5 reasons the Pug might be the right dog breed for you
Pugs—the cuddly, quirky, small-breed dogs—have a history that traces back to 700 B.C. Find out in this blog from Figo, if the pug is the right dog breed for you.
We all immediately recognize the flat snoot, wrinkled face, and large expressive eyes of the loveable Pug. The Pug breed’sroots can be tracked back to Imperial China in 700 B.C., during the time of Confucius, when the breed was known as lo-sze. Imported to England in the 16th century, the breed quickly became a popular lap dog among the aristocracy. A Pug named Pompey is even credited with alerting Holland’s William I, Prince of Orange, to an assassination attempt by Spain. Over time, pugs have been the favored breed or both royals and celebrities—from Napoleon and Queen Victoria to Andy Warhol and Rob Zombie.
Here are 5 characteristics that may help you decide if the pug is the right dog breed for you:
1. Pugs are natural cuddlers.
If you want a small affectionate dog that will bond easily with you, the Pug might be your go-to-breed. As a breed, they tend to be expressive, exuberant, and often comical. They’re eager to play and will follow you, well, pretty much everywhere. Pugs tend to sleep more than other dogs (an average of 14 hours a day), and in this way are much like cats. So while they are known as eager people-pleasers, they’re also snoozers. Pugs are also known to be great family dogs and are very playful and affectionate with children. Also, because of their mouth shape, pugs have trouble delivering an aggressive bite and so are considered to be on the more kid-safe end of the breed spectrum.

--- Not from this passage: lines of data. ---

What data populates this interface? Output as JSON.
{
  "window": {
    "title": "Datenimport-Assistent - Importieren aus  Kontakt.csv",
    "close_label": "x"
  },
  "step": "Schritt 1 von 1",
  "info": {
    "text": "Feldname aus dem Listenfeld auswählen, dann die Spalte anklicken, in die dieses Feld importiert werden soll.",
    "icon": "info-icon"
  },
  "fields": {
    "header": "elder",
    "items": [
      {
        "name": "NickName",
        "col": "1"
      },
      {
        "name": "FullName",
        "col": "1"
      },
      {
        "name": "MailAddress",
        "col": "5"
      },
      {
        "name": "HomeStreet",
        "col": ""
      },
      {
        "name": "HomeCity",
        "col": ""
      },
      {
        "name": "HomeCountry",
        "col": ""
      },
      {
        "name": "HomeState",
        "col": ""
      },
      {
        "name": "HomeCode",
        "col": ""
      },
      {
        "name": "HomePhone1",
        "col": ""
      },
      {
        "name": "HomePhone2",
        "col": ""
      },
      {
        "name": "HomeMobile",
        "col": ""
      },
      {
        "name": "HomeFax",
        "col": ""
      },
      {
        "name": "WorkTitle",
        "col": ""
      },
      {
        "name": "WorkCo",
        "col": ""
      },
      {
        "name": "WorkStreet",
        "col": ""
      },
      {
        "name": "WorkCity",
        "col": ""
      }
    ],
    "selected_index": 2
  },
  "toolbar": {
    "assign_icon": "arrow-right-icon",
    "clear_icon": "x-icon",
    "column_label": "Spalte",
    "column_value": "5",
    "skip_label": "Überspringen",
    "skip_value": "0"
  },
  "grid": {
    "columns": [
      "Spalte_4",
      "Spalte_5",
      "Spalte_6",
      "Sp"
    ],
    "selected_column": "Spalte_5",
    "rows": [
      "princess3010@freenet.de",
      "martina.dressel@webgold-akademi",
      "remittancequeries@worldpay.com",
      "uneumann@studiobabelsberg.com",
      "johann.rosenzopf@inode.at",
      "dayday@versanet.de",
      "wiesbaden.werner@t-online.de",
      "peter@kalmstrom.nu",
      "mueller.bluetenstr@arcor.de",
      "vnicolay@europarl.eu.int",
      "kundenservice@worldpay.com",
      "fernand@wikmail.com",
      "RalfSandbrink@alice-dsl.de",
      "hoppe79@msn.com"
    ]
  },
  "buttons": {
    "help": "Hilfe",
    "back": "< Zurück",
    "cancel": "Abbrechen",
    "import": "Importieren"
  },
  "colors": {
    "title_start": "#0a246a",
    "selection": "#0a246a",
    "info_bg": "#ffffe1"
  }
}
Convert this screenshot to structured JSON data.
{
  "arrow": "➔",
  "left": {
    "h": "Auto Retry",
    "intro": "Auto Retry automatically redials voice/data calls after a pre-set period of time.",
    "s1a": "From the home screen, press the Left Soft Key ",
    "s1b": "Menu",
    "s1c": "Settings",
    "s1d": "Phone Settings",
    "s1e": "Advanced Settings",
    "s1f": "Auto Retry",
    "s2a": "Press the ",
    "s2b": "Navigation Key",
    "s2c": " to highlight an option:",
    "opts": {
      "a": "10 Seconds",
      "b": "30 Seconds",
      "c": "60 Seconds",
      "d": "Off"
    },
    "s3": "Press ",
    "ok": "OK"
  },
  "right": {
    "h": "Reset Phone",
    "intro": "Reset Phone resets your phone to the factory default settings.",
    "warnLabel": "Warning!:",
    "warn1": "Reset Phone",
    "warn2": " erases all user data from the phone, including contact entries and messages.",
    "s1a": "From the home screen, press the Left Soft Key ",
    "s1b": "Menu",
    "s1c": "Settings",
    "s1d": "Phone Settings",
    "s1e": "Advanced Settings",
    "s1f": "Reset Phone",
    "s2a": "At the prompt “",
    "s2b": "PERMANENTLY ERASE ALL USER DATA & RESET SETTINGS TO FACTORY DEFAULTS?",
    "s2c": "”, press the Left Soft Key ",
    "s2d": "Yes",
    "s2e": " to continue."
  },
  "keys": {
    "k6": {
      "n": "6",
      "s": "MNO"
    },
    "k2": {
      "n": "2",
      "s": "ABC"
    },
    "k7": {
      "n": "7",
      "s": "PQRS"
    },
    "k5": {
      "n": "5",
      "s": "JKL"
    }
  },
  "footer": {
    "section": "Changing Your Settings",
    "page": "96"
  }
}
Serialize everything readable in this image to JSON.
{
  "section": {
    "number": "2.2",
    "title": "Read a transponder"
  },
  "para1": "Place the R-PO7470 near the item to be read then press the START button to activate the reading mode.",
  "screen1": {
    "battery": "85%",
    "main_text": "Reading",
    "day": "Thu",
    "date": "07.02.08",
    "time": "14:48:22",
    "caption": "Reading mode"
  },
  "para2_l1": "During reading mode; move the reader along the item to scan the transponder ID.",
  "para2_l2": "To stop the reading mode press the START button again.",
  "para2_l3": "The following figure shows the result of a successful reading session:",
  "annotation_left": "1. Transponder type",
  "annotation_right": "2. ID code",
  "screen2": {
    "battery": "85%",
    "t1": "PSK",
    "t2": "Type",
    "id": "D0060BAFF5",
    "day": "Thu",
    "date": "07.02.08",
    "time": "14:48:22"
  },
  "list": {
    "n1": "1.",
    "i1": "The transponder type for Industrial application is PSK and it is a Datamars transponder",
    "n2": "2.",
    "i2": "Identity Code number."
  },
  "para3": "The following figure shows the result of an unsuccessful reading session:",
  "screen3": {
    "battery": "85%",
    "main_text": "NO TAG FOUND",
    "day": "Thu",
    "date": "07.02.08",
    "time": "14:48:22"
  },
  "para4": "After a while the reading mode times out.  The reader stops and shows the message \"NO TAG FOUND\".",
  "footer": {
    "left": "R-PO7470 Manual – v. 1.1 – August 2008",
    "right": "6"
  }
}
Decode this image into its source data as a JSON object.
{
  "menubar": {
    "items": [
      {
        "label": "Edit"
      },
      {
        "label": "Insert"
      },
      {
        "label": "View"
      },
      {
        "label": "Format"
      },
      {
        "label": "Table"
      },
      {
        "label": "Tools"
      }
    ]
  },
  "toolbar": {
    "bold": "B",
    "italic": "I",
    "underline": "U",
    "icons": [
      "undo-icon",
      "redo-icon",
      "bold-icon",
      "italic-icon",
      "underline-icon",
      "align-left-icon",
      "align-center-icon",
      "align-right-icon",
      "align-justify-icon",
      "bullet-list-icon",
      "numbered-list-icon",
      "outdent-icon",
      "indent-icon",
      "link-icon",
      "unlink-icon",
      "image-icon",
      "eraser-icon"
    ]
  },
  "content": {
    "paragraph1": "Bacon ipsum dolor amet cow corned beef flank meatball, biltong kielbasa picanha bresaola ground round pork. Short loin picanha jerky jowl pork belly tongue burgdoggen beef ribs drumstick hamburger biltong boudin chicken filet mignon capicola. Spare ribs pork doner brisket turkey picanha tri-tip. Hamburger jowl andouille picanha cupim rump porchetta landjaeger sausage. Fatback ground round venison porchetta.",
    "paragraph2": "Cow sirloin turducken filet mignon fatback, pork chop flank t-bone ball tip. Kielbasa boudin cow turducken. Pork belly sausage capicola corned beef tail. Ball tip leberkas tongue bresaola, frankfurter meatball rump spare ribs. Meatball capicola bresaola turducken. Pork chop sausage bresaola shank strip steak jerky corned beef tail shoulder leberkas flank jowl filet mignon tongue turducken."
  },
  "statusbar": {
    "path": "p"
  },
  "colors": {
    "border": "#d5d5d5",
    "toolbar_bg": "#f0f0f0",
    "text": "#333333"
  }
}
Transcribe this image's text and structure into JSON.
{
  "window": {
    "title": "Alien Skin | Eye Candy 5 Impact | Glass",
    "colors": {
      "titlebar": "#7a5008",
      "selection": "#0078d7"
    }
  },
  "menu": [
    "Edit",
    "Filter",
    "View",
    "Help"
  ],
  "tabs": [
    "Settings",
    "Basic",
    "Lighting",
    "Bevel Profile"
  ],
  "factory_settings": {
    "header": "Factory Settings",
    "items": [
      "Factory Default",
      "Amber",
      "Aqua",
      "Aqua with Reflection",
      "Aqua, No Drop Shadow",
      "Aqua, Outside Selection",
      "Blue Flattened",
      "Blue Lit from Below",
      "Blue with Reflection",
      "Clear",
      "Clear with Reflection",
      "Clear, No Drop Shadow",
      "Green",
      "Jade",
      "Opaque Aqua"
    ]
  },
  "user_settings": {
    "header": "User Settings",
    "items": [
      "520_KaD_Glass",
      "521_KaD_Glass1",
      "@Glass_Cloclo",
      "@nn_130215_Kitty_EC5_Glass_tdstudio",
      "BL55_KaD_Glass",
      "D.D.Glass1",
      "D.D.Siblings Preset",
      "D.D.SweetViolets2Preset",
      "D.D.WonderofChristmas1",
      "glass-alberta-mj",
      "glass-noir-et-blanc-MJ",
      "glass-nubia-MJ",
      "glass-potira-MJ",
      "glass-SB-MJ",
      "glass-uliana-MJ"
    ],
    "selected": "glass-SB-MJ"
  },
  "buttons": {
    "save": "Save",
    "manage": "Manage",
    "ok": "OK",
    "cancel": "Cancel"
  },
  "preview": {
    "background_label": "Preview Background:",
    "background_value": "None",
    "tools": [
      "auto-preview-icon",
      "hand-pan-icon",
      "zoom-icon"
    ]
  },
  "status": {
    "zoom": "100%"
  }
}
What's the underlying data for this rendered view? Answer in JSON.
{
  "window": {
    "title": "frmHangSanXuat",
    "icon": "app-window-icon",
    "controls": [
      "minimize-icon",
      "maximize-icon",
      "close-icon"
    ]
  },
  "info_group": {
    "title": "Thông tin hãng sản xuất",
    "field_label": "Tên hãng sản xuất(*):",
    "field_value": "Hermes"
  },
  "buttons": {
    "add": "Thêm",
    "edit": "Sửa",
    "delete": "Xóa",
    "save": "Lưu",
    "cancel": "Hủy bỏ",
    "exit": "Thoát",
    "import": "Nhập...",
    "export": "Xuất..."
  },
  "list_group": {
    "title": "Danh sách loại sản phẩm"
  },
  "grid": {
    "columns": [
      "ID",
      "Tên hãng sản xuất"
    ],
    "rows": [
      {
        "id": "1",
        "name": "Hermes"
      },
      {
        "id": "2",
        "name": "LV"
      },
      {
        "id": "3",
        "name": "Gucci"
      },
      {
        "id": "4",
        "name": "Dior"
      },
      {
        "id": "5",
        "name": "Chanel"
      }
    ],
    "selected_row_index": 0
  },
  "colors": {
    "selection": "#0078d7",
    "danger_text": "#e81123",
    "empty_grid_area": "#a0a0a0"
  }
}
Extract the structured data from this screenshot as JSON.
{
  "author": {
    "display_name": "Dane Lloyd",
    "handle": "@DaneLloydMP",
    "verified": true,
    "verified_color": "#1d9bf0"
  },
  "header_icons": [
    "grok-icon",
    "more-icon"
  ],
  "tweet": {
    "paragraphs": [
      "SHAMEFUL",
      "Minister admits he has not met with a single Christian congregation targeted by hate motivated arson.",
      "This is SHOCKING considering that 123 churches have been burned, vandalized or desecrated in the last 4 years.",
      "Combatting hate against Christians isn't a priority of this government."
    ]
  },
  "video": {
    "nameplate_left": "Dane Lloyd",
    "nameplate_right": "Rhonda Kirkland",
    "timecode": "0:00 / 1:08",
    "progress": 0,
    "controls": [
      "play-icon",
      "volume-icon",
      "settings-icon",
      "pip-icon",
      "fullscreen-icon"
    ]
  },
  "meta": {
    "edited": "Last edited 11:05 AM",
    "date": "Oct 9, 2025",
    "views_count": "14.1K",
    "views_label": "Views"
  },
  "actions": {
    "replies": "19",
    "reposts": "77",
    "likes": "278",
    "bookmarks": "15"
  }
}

2. Pugs tend to be smart, observant, and quick learners.
The plus side of this trait is that they can be easily trained. The minus is they will quickly learn where you store the treats, and can get into their share of mischief. They also tend to be a little on the stubborn side, so training your Pug may require a little extra patience on your part. But if you persevere, you’ll be amply rewarded for your efforts.
3. Pugs are relatively low-maintenance.
They don’t bark much—which is ideal if you live in an apartment or have roommates—and they tend to sleep a lot. Contrary to myth, pugs do shed, and their coarse short hair needs regular grooming. Fortunately, most Pugs love the physical contact that a good brushing provides and are eager for the attention.
4. With pugs, a little exercise goes a long way.
Due to their small stature, pugs don’t need fields of running room and adapt well to apartment living. About 20 minutes of brisk exercise a day should be sufficient to keep your pug healthy, happy, and entertained. They do tend to have a robust appetite and have a predisposition for obesity. So you’ll want to watch your dog’s weight and limit treats, especially in older animals.
5. Pugs get along well with other animals.
Pugs tend to be lovers, not fighters. So they’ll try to endear themselves not only to you and your children, but to any other pets you might own. Because of their size and sleeping habits, they tend to do well with cats; it’s not uncommon to catch your Pug and cat snuggling together for a nap.
So if you are looking for a small, smart dog that loves to play, sleep, and cuddle, consider a Pug. As a pug owner, what would add to this list?